### Available data
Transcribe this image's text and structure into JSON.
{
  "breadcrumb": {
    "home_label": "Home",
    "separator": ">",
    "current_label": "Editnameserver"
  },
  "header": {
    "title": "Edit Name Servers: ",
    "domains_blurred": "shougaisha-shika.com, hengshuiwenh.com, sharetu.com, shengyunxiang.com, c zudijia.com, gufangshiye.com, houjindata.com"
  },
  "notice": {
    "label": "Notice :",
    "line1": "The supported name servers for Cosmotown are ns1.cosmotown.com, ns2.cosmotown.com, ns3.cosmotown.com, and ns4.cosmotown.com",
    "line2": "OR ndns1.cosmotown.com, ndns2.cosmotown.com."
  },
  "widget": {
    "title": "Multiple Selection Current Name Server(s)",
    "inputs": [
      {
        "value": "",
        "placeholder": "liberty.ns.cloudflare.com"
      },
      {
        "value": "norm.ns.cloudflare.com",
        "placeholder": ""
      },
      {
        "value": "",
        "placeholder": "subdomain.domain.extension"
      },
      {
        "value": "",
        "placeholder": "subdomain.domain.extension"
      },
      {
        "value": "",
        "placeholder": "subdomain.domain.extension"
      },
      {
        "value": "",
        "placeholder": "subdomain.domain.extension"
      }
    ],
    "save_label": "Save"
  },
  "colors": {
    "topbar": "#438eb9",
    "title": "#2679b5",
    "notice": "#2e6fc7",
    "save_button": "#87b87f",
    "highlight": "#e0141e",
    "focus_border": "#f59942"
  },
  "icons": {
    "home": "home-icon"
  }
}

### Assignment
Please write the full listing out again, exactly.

### Expected answer
Transcribe this image's text and structure into JSON.
{
  "breadcrumb": {
    "home_label": "Home",
    "separator": ">",
    "current_label": "Editnameserver"
  },
  "header": {
    "title": "Edit Name Servers: ",
    "domains_blurred": "shougaisha-shika.com, hengshuiwenh.com, sharetu.com, shengyunxiang.com, c zudijia.com, gufangshiye.com, houjindata.com"
  },
  "notice": {
    "label": "Notice :",
    "line1": "The supported name servers for Cosmotown are ns1.cosmotown.com, ns2.cosmotown.com, ns3.cosmotown.com, and ns4.cosmotown.com",
    "line2": "OR ndns1.cosmotown.com, ndns2.cosmotown.com."
  },
  "widget": {
    "title": "Multiple Selection Current Name Server(s)",
    "inputs": [
      {
        "value": "",
        "placeholder": "liberty.ns.cloudflare.com"
      },
      {
        "value": "norm.ns.cloudflare.com",
        "placeholder": ""
      },
      {
        "value": "",
        "placeholder": "subdomain.domain.extension"
      },
      {
        "value": "",
        "placeholder": "subdomain.domain.extension"
      },
      {
        "value": "",
        "placeholder": "subdomain.domain.extension"
      },
      {
        "value": "",
        "placeholder": "subdomain.domain.extension"
      }
    ],
    "save_label": "Save"
  },
  "colors": {
    "topbar": "#438eb9",
    "title": "#2679b5",
    "notice": "#2e6fc7",
    "save_button": "#87b87f",
    "highlight": "#e0141e",
    "focus_border": "#f59942"
  },
  "icons": {
    "home": "home-icon"
  }
}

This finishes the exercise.